- DESCRIPTION OF THE TASK:
List all lines of the data containing the word "need".

Dataset records:
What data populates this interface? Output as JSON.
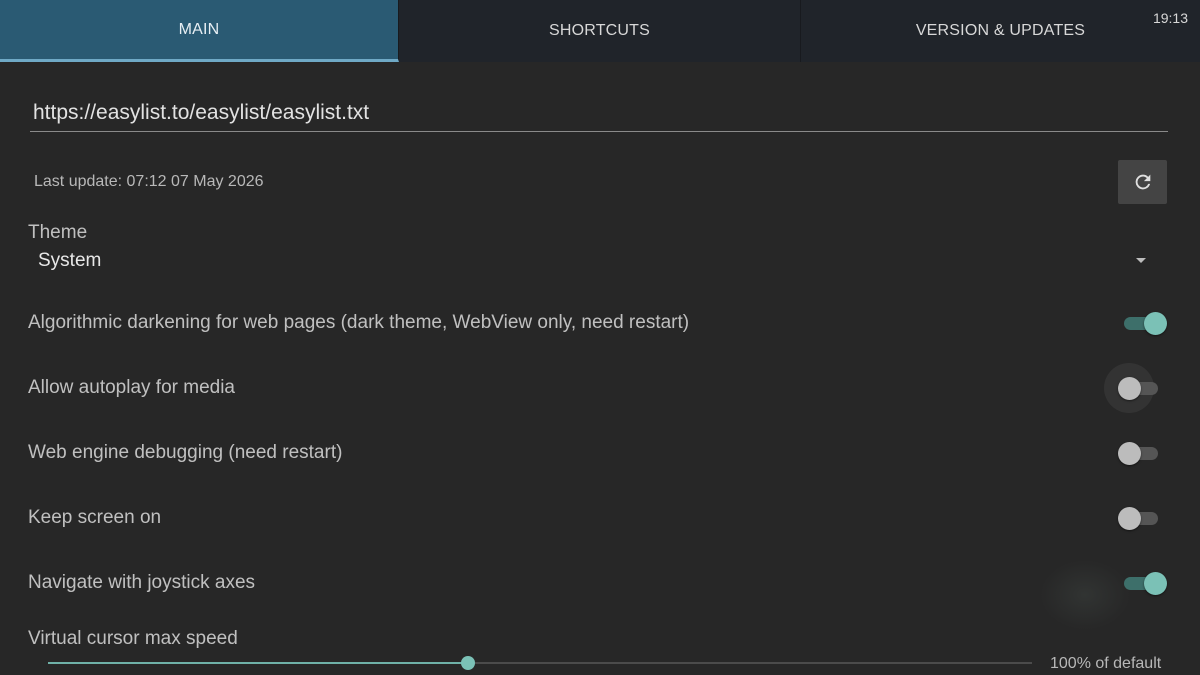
{
  "status_bar": {
    "time": "19:13"
  },
  "tabs": [
    {
      "label": "MAIN",
      "selected": true
    },
    {
      "label": "SHORTCUTS",
      "selected": false
    },
    {
      "label": "VERSION & UPDATES",
      "selected": false
    }
  ],
  "adblock": {
    "url_value": "https://easylist.to/easylist/easylist.txt",
    "last_update": "Last update: 07:12 07 May 2026",
    "refresh_icon": "refresh-icon"
  },
  "theme": {
    "label": "Theme",
    "value": "System",
    "dropdown_icon": "triangle-down-icon"
  },
  "settings": [
    {
      "label": "Algorithmic darkening for web pages (dark theme, WebView only, need restart)",
      "checked": true
    },
    {
      "label": "Allow autoplay for media",
      "checked": false
    },
    {
      "label": "Web engine debugging (need restart)",
      "checked": false
    },
    {
      "label": "Keep screen on",
      "checked": false
    },
    {
      "label": "Navigate with joystick axes",
      "checked": true
    }
  ],
  "cursor_speed": {
    "label": "Virtual cursor max speed",
    "value_text": "100% of default",
    "fraction": 0.427
  },
  "colors": {
    "accent": "#7bc1b6",
    "selected_tab": "#2a5a73",
    "background": "#272727"
  }
}
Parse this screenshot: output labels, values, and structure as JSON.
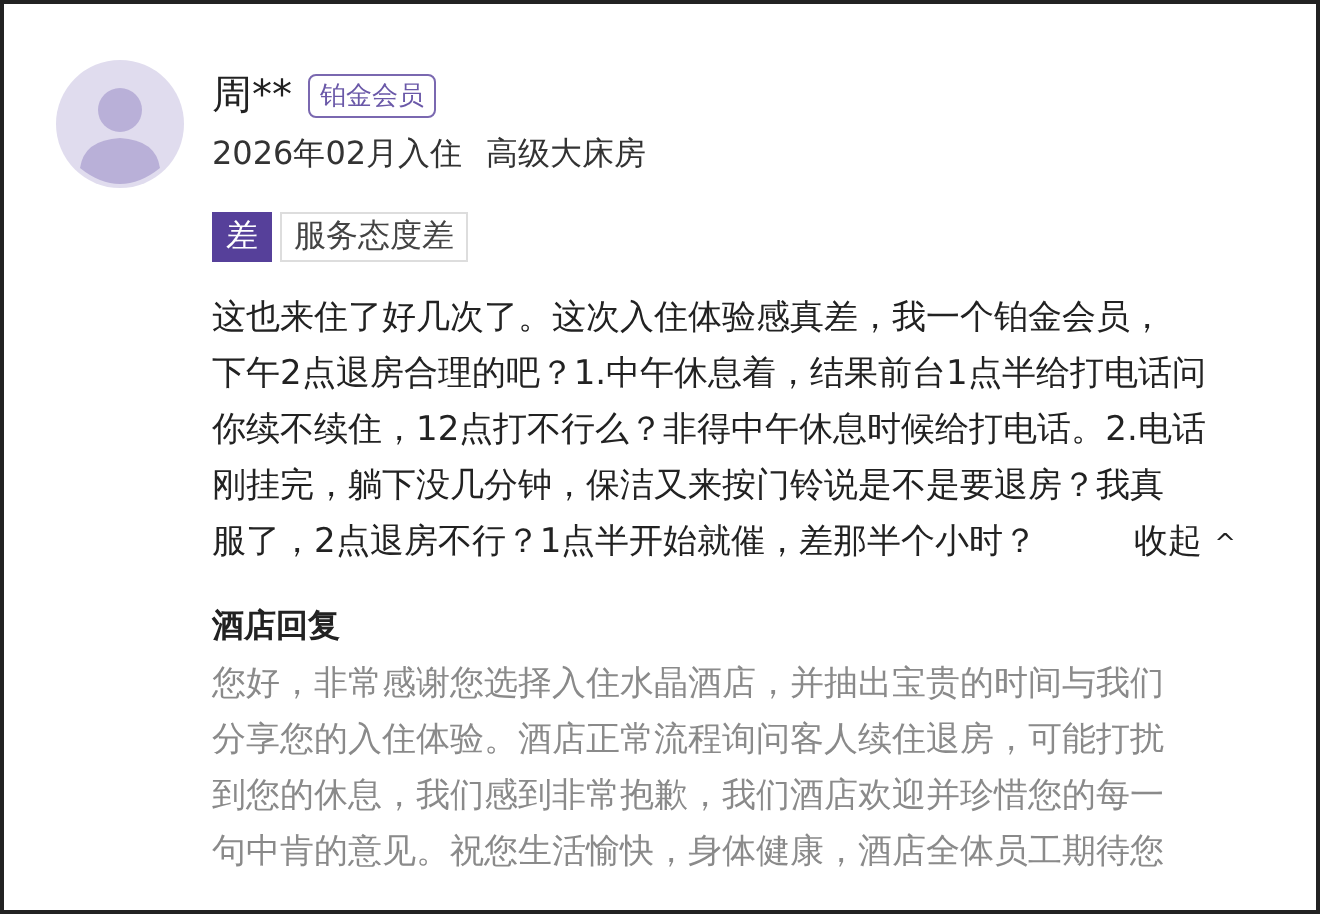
{
  "review": {
    "user": {
      "name": "周**",
      "badge": "铂金会员"
    },
    "stay": "2026年02月入住",
    "room": "高级大床房",
    "rating_tag": "差",
    "tags": [
      "服务态度差"
    ],
    "lines": [
      "这也来住了好几次了。这次入住体验感真差，我一个铂金会员，",
      "下午2点退房合理的吧？1.中午休息着，结果前台1点半给打电话问",
      "你续不续住，12点打不行么？非得中午休息时候给打电话。2.电话",
      "刚挂完，躺下没几分钟，保洁又来按门铃说是不是要退房？我真",
      "服了，2点退房不行？1点半开始就催，差那半个小时？"
    ],
    "collapse": "收起",
    "collapse_icon": "^"
  },
  "hotel_reply": {
    "title": "酒店回复",
    "lines": [
      "您好，非常感谢您选择入住水晶酒店，并抽出宝贵的时间与我们",
      "分享您的入住体验。酒店正常流程询问客人续住退房，可能打扰",
      "到您的休息，我们感到非常抱歉，我们酒店欢迎并珍惜您的每一",
      "句中肯的意见。祝您生活愉快，身体健康，酒店全体员工期待您"
    ]
  }
}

- RESPONSE FOR THIS EXERCISE:
      "label": "Algorithmic darkening for web pages (dark theme, WebView only, need restart)",
      "label": "Web engine debugging (need restart)",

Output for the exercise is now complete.